Of course, your main concern will be your ship, so you’ll likely accept losses if it means getting your ship pieces back. The time limit does add a real stress that can be quite off-putting to new players, but it’s far more lenient than you may think. With 30 pieces to collect, your target is to get at least one piece per day. Whilst some days require a lot of prep work making bridges or blowing up walls, there are others where you can easily collect two or three before the day ends. Even though subsequent entries in the series drop this time pressure, it does lead to the original feeling far more arcade-like in comparison – especially as the game keeps a continual tally of days taken, Pikmin lost, and so on. For me it make the main campaign far more replayable than the other entries in the series as you try to improve on your previous results.

Which is good really as doing better really is the main draw of the game when it comes to replayability. The game does feature an additional challenge mode where you have a single day to grow as many Pikmin as possible, but I never found it to be particularly engaging. It’s nice for a small dose of Pikmin without starting a whole new game, but it’s pretty pitiful when compared to the offerings in the following entries.

You may be wondering why I’ve barely touched on the specifics of this Switch version and how it differs from the original, and that’s really because it hasn’t been altered all that much. The visuals have been upscaled to HD, which does make it look especially nice, and they’ve even added motion control support reminiscent of the Wii version, but there’s really nothing else here to note.

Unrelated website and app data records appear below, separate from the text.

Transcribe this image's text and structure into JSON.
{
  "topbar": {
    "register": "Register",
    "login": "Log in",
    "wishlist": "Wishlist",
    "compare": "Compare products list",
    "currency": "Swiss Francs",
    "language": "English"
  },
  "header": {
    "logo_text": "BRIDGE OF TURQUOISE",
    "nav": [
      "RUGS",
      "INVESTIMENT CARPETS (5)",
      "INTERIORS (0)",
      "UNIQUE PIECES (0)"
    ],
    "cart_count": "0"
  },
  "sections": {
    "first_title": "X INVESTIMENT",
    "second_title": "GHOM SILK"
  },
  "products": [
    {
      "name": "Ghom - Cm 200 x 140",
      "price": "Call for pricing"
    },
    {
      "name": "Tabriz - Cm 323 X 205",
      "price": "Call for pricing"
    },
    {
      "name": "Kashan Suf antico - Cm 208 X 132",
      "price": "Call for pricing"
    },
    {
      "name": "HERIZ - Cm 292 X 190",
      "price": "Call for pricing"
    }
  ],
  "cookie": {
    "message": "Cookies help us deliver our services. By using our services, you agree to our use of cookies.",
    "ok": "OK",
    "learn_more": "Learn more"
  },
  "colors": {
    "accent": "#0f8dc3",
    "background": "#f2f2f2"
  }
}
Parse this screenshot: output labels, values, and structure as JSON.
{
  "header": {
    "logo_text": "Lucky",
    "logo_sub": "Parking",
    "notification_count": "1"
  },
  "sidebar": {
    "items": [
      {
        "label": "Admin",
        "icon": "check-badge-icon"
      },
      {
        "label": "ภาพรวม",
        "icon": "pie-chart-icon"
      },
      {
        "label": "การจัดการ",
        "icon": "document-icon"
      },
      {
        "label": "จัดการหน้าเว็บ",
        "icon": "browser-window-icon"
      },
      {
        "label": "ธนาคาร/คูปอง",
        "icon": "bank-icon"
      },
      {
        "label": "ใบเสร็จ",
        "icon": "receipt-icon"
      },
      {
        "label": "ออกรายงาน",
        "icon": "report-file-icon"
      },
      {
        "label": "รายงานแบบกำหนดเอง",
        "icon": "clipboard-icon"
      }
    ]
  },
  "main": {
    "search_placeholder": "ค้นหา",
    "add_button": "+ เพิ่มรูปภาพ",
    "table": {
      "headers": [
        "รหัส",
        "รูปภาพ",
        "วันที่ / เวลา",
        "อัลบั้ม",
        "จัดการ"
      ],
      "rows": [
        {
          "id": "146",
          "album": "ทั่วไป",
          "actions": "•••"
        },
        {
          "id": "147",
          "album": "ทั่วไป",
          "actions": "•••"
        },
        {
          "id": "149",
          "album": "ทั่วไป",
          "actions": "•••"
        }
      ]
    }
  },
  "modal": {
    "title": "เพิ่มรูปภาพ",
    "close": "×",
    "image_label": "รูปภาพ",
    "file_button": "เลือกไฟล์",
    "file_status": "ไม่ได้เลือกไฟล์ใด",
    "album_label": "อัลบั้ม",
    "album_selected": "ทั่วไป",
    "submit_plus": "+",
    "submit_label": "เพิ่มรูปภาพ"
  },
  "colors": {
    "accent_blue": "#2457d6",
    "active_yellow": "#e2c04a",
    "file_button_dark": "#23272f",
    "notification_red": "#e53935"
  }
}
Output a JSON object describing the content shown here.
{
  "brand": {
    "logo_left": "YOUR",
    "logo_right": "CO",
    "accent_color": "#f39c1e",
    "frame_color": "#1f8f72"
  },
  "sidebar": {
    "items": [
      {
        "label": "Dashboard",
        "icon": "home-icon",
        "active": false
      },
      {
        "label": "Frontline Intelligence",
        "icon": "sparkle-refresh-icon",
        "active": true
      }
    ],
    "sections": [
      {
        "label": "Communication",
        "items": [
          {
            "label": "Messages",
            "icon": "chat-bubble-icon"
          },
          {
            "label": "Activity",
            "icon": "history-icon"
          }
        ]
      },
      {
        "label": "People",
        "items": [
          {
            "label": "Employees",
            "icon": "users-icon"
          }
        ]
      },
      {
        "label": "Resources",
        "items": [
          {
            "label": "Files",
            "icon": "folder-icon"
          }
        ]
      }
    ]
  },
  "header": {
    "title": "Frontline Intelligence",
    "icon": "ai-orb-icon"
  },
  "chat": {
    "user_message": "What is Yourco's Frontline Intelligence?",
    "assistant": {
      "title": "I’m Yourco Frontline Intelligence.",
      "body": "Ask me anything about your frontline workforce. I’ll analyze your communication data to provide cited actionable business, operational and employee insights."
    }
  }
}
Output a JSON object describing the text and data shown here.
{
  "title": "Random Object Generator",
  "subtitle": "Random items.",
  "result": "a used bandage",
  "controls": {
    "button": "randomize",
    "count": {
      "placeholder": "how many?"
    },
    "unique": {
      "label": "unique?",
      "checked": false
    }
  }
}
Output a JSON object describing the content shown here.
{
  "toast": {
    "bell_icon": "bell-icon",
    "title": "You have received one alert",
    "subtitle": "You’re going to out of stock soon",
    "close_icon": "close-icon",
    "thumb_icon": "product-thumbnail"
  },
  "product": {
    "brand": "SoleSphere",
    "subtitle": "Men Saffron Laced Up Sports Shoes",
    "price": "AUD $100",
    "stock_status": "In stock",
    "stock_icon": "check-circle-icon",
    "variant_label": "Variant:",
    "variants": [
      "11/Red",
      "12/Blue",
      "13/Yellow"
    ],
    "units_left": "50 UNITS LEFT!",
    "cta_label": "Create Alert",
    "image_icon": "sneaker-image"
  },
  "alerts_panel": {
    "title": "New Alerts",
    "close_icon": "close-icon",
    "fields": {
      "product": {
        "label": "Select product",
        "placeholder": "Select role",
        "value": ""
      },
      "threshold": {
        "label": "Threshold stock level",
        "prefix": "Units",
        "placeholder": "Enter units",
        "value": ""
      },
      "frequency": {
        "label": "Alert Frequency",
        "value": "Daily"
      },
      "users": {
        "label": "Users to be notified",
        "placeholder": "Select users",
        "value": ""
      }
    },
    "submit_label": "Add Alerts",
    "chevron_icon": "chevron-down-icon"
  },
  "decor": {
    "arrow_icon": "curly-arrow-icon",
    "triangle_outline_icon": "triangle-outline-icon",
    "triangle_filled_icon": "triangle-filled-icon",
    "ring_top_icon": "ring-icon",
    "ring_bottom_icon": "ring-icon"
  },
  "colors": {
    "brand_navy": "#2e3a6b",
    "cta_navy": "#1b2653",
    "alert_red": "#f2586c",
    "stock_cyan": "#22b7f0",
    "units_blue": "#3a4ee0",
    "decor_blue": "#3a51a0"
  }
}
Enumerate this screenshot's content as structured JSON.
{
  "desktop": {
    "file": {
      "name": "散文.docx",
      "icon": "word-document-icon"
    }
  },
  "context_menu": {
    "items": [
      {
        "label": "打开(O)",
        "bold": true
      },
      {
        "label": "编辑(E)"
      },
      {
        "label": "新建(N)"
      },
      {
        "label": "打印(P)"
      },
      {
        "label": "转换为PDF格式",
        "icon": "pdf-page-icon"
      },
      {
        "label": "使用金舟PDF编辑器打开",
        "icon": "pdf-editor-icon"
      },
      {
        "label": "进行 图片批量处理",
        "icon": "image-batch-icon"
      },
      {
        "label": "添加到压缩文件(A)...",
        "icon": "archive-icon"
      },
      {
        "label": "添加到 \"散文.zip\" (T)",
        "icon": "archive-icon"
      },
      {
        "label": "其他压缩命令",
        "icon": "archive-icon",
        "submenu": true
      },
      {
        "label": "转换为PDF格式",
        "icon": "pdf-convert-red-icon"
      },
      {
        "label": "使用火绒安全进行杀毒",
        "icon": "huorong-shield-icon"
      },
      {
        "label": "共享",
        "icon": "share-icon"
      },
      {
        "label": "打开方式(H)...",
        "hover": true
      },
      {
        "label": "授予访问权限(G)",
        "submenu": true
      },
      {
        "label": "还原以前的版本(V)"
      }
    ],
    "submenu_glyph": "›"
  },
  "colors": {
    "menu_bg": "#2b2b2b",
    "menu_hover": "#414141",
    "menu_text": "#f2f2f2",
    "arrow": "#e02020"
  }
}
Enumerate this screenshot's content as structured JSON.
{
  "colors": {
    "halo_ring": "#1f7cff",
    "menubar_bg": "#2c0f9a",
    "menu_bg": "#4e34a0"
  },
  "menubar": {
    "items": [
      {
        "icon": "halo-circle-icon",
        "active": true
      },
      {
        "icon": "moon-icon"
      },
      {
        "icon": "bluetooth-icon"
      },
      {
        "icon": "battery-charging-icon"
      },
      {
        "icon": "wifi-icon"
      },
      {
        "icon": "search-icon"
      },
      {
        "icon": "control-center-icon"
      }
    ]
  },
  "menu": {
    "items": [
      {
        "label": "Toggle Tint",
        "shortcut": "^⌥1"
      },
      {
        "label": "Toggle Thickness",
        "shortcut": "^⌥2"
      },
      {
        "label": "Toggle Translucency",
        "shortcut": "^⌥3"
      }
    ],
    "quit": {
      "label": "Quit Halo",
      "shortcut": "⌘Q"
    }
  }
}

But then, the game doesn’t really need anything more either.


The original Pikmin is considered a classic for good reason. It’s tight gameplay mixed with fantastic world and creature design make it an absolute joy to play. Nintendo made the right move making this first entry available for newcomers to the series, and hopefully it results in more people discovering just how fantastic the series is.